'They had all the stuff sitting on the dock and we thought there was no way they could get it onto the boat, but, over a two week period they slowly, but surely, lifted the gear into the boat,' Peat said.
'We thought it was a joke, no way you would go with all that gear out it onto the ocean, certainly not the Southern Ocean.'
He said that the 'gear' included 44 gallon drums of fuel lashed to the deck, along with quad bikes, and that one bike was lashed over the engine room hatch.
Berserk was structurally sound, he said, but all the weight would have compromised its righting moment, meaning the boat would be vulnerable to capsize.
He said it would have cleared Customs but as a foreign flagged vessel, it could not be prevented from sailing, even though it was unsafe.
One of the vessels to respond to the emergency beacon was New Zealand's ice-strengthened patrol vessel, HMNZS Wellington, which was in McMurdo Sound at the time.
Simon Griffith, skipper Lieutenant Commander of the Wellington, told stuff.com.nz that they had encountered the Berserk at Back Door Bay.
'The yacht seemed a very sturdy, oceangoing yacht and they were three cheerful Norwegians,' Griffith commented, and the yacht was warned severe weather was coming.
However, other indications were that Berserk had not followed protocol in their voyage to the Antarctic. They needed to get permission from the Norwegian Polar Institute to sail below 60 degrees south, and official Jan-Gunnar Winther confirmed they did not have permission.
Scott Base manager Troy Beaumont commented, 'There are a whole lot of treaties down here and they have managed to violate every one of them,' he added.
The two surviving Norwegians are expected to meet with Norwegian consular officials on their arrival into New Zealand.

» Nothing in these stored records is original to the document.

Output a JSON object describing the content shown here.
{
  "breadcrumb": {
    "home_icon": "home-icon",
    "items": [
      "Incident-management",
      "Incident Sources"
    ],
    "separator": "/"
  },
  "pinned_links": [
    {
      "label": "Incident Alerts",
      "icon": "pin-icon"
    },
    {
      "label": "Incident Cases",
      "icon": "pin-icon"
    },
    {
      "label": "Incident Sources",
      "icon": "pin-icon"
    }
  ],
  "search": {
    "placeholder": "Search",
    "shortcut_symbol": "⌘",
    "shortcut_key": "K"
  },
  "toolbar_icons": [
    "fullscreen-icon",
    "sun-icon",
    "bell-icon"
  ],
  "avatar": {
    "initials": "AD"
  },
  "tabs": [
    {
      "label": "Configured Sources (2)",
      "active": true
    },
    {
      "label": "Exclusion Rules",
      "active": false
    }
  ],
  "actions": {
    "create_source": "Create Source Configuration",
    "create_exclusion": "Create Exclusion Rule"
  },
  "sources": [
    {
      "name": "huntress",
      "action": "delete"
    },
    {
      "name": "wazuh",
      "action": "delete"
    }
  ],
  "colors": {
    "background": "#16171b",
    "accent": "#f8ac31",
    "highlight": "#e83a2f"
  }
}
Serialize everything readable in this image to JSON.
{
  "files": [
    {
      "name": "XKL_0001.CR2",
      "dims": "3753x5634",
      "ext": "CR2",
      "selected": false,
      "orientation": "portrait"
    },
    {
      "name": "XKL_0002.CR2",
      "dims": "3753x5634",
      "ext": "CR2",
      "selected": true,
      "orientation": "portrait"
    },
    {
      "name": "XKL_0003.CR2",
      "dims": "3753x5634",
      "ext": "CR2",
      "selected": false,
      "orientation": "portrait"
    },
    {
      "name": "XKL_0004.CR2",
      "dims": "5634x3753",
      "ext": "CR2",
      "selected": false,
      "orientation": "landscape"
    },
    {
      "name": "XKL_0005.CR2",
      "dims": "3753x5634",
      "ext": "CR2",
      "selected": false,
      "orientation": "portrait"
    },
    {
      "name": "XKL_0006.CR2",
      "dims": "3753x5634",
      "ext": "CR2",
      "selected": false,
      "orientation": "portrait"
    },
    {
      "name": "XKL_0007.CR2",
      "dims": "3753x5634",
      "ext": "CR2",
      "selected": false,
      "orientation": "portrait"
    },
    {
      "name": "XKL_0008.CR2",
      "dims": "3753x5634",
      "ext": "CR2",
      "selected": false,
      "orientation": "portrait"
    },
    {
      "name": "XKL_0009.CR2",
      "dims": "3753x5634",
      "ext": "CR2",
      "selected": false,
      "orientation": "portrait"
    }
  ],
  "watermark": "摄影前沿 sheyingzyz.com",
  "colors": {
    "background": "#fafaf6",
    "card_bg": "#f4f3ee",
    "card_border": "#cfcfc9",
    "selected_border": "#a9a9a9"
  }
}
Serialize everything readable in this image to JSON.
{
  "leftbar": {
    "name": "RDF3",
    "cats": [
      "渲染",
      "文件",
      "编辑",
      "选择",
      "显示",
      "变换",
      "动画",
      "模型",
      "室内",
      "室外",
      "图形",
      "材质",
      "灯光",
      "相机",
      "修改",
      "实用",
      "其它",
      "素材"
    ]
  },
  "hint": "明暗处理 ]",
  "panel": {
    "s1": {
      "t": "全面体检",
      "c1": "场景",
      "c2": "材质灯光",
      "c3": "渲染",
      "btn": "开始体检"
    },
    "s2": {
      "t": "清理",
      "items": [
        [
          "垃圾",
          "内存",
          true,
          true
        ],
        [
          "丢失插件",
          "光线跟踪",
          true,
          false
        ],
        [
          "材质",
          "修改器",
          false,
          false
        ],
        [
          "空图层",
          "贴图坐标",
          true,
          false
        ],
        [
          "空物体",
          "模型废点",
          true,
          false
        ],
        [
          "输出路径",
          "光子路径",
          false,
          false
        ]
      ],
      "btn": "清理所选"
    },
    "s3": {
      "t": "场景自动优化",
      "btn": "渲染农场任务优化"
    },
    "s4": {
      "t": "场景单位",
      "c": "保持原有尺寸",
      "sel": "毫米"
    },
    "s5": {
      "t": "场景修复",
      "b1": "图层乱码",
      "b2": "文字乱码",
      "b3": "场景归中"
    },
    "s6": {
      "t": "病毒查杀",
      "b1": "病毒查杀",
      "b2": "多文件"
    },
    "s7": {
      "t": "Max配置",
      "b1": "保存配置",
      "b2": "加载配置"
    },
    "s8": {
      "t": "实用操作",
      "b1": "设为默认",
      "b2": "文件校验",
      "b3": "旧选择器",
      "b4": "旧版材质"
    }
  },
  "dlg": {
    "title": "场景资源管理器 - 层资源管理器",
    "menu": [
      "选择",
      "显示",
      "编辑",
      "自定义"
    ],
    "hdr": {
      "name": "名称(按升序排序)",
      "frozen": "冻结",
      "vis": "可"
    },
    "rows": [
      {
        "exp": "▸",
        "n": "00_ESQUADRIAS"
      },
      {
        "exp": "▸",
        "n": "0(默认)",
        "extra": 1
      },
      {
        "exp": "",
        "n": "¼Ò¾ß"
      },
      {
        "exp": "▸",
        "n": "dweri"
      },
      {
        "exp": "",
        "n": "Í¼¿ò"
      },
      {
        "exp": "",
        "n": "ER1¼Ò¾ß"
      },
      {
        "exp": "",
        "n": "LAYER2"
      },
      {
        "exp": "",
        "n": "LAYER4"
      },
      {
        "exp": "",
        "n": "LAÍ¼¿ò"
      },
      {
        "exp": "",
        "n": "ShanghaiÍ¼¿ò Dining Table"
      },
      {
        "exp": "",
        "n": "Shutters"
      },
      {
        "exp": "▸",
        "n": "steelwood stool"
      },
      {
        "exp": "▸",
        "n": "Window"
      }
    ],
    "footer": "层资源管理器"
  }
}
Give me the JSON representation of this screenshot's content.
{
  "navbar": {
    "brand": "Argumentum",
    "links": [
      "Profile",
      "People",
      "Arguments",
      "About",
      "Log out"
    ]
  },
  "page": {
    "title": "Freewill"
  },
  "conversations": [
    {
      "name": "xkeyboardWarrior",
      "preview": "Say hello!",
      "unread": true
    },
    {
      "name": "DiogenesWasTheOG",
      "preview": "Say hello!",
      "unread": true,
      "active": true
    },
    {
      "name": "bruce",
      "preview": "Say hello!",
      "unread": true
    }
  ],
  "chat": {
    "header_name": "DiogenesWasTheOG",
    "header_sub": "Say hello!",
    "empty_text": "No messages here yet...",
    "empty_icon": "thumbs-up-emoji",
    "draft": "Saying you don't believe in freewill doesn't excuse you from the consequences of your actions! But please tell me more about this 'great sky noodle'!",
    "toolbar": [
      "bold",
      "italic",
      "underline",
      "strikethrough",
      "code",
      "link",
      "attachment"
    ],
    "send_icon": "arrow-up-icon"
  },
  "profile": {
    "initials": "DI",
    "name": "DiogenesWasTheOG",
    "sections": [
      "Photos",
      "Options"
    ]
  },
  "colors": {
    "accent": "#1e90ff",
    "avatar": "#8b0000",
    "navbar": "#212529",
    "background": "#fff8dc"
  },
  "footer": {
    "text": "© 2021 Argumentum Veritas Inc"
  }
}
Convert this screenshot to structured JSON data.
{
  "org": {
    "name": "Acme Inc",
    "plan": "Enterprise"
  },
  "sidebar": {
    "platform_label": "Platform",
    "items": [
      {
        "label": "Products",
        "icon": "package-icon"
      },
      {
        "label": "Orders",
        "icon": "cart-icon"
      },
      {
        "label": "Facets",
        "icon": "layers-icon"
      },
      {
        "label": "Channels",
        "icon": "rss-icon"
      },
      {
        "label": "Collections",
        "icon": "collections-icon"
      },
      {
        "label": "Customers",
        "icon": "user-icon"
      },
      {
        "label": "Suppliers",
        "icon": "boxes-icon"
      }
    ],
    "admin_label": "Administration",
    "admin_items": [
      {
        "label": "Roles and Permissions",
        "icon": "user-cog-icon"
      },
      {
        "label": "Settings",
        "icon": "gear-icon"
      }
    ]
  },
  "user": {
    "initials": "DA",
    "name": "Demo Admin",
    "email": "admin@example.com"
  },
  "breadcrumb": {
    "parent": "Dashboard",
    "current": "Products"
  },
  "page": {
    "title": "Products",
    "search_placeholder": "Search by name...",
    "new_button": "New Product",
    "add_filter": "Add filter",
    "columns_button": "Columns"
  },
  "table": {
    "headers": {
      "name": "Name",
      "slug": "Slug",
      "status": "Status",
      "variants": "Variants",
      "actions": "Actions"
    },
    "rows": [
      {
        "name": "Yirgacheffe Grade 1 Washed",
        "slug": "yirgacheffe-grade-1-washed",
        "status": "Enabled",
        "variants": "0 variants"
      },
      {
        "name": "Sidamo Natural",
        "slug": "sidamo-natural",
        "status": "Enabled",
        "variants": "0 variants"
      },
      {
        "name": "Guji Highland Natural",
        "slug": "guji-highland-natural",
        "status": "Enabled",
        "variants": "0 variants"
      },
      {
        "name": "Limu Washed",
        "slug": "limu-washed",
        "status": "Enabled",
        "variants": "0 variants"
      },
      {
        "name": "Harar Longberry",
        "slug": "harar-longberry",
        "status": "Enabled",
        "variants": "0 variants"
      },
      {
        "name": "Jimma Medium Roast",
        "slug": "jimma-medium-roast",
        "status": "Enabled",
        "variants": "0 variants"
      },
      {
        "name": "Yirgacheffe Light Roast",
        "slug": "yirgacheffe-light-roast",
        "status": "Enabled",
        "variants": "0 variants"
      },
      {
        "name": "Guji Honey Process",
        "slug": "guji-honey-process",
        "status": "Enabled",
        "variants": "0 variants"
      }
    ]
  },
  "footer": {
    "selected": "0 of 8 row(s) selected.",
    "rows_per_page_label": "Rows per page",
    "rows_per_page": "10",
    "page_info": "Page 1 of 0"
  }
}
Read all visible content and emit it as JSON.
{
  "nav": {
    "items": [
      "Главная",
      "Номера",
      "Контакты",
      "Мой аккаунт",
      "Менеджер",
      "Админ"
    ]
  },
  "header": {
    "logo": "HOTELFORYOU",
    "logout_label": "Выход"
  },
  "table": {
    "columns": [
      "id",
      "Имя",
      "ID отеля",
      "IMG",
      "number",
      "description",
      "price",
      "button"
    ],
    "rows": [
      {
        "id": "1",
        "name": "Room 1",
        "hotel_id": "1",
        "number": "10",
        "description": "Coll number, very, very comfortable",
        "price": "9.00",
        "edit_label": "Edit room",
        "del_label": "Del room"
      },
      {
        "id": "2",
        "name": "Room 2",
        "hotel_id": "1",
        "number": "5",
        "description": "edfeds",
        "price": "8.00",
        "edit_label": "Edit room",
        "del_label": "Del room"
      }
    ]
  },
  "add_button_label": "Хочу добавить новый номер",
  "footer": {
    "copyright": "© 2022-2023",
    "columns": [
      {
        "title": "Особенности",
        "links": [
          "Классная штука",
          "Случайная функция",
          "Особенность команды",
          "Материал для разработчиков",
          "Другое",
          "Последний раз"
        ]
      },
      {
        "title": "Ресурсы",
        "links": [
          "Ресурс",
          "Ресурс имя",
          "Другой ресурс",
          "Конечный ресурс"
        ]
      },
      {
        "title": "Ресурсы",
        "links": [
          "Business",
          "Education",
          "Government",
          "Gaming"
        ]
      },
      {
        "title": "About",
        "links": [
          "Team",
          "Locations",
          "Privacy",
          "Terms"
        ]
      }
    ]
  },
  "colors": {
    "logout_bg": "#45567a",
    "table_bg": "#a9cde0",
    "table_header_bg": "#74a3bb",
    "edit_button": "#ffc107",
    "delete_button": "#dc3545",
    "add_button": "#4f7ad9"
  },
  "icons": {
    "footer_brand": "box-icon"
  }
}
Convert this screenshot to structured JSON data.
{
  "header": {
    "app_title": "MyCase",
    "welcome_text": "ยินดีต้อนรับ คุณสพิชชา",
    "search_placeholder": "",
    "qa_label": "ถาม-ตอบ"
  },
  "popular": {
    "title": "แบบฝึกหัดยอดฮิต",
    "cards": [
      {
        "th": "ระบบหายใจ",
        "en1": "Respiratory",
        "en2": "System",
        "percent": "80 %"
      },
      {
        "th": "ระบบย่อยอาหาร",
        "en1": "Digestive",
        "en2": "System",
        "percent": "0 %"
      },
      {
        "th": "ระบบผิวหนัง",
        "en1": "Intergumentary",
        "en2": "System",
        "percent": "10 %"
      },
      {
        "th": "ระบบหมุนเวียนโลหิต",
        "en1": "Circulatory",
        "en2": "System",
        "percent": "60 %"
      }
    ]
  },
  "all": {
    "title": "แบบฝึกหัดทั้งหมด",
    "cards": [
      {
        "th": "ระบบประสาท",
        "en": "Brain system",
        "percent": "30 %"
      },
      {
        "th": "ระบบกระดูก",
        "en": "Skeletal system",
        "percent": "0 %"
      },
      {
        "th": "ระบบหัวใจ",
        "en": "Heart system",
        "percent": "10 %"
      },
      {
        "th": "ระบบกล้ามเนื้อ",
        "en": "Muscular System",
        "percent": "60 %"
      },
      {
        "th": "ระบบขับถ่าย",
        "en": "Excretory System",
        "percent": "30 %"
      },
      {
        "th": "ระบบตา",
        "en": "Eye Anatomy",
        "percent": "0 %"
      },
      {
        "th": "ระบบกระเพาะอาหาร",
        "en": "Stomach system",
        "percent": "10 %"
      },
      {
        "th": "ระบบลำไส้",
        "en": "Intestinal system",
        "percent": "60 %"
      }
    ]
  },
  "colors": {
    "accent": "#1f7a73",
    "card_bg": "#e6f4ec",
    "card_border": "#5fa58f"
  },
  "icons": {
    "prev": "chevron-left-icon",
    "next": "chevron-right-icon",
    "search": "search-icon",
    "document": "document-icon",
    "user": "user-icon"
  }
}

The Berserk expedition was attempting to mark the centenary of Norwegian explorer Roald Amundsen's South Pole expedition, which reached the South Pole on 14th December, 1912.